“If you hate certain small chores like hoovering or washing the car, paying someone else to do it can have a big impact on your happiness levels. Not only are you spared the chore that’s a hassle and creates dread – you can also spend your new-found free time doing something fun.”

While backed with academic and scientific research, the book has enough practical examples and anecdotes to prevent it feeling like a lecture in household accounting.

One theme which emerges is the need embrace a “pay now, consume later” philosophy.

“Imagine you’ve bought a pair of shoes online,” says Dunn.

“When purchasing them, you experienced that dreaded feeling of spending money, but four days later when your new shoes arrive, you only experience the excitement of getting your new item.

“This is because you have separated the dread of spending from the joy of getting.

“A lot of the pleasure people get from holidays actually occurs before they leave. Because we can build up our positive expectations about it, we tend to enjoy it more when it happens.”

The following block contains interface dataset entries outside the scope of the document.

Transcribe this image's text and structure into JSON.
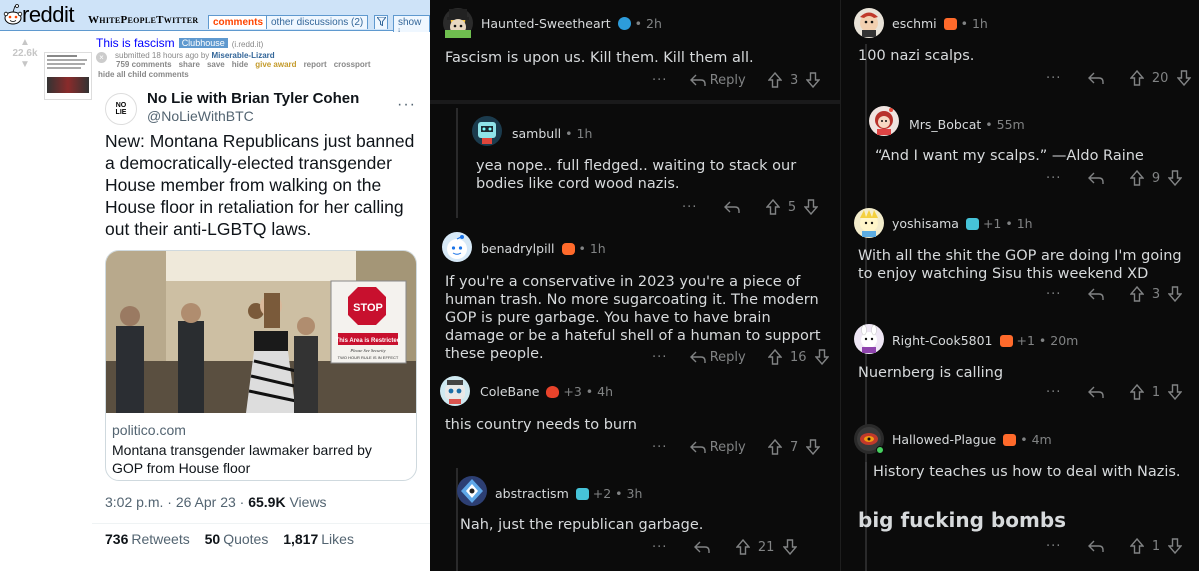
{
  "reddit_header": {
    "wordmark": "reddit",
    "subreddit": "WhitePeopleTwitter",
    "tabs": [
      "comments",
      "other discussions (2)",
      "show i"
    ]
  },
  "post": {
    "score": "22.6k",
    "title": "This is fascism",
    "flair": "Clubhouse",
    "domain": "(i.redd.it)",
    "tagline_prefix": "submitted 18 hours ago by",
    "author": "Miserable-Lizard",
    "buttons": [
      "759 comments",
      "share",
      "save",
      "hide",
      "give award",
      "report",
      "crossport"
    ],
    "hide_children": "hide all child comments"
  },
  "tweet": {
    "name": "No Lie with Brian Tyler Cohen",
    "handle": "@NoLieWithBTC",
    "avatar_text": "NO LIE",
    "more": "···",
    "text": "New: Montana Republicans just banned a democratically-elected transgender House member from walking on the House floor in retaliation for her calling out their anti-LGBTQ laws.",
    "card_domain": "politico.com",
    "card_title": "Montana transgender lawmaker barred by GOP from House floor",
    "sign_stop": "STOP",
    "sign_restricted": "This Area is Restricted",
    "sign_security": "Please See Security",
    "sign_rule": "TWO HOUR RULE IS IN EFFECT",
    "time": "3:02 p.m.",
    "date": "26 Apr 23",
    "views_num": "65.9K",
    "views_label": "Views",
    "retweets_num": "736",
    "retweets_label": "Retweets",
    "quotes_num": "50",
    "quotes_label": "Quotes",
    "likes_num": "1,817",
    "likes_label": "Likes"
  },
  "mid_comments": [
    {
      "user": "Haunted-Sweetheart",
      "time": "2h",
      "text": "Fascism is upon us. Kill them. Kill them all.",
      "reply": "Reply",
      "score": "3",
      "dots": "···"
    },
    {
      "user": "sambull",
      "time": "1h",
      "text": "yea nope.. full fledged.. waiting to stack our bodies like cord wood nazis.",
      "score": "5",
      "dots": "···"
    },
    {
      "user": "benadrylpill",
      "time": "1h",
      "text": "If you're a conservative in 2023 you're a piece of human trash. No more sugarcoating it. The modern GOP is pure garbage. You have to have brain damage or be a hateful shell of a human to support these people.",
      "reply": "Reply",
      "score": "16",
      "dots": "···"
    },
    {
      "user": "ColeBane",
      "extra": "+3",
      "time": "4h",
      "text": "this country needs to burn",
      "reply": "Reply",
      "score": "7",
      "dots": "···"
    },
    {
      "user": "abstractism",
      "extra": "+2",
      "time": "3h",
      "text": "Nah, just the republican garbage.",
      "score": "21",
      "dots": "···"
    }
  ],
  "right_comments": [
    {
      "user": "eschmi",
      "time": "1h",
      "text": "100 nazi scalps.",
      "score": "20",
      "dots": "···"
    },
    {
      "user": "Mrs_Bobcat",
      "time": "55m",
      "text": "“And I want my scalps.” —Aldo Raine",
      "score": "9",
      "dots": "···"
    },
    {
      "user": "yoshisama",
      "extra": "+1",
      "time": "1h",
      "text": "With all the shit the GOP are doing I'm going to enjoy watching Sisu this weekend XD",
      "score": "3",
      "dots": "···"
    },
    {
      "user": "Right-Cook5801",
      "extra": "+1",
      "time": "20m",
      "text": "Nuernberg is calling",
      "score": "1",
      "dots": "···"
    },
    {
      "user": "Hallowed-Plague",
      "time": "4m",
      "text": "History teaches us how to deal with Nazis.",
      "text2": "big fucking bombs",
      "score": "1",
      "dots": "···"
    }
  ],
  "separator": "•",
  "colors": {
    "bg_dark": "#0b0b0b",
    "text_light": "#d7dadc",
    "muted": "#818384",
    "reddit_blue": "#cee3f8",
    "link_blue": "#0000ff"
  }
}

And if in doubt remember that old adage that it is far better to give than to receive.

“People often think they’d be happier spending more money on themselves, but spending on others is much better,” says Dunn. “However, it’s not quite as simple as giving your friend a fiver though. Giving money away doesn’t automatically make you happier, how you do it is what counts. Spending on others in a way that enables you to spend time with that person brings more pleasure.”

To take the online happiness and spending tests, visit www.dunn.psych.ubc.ca and follow the links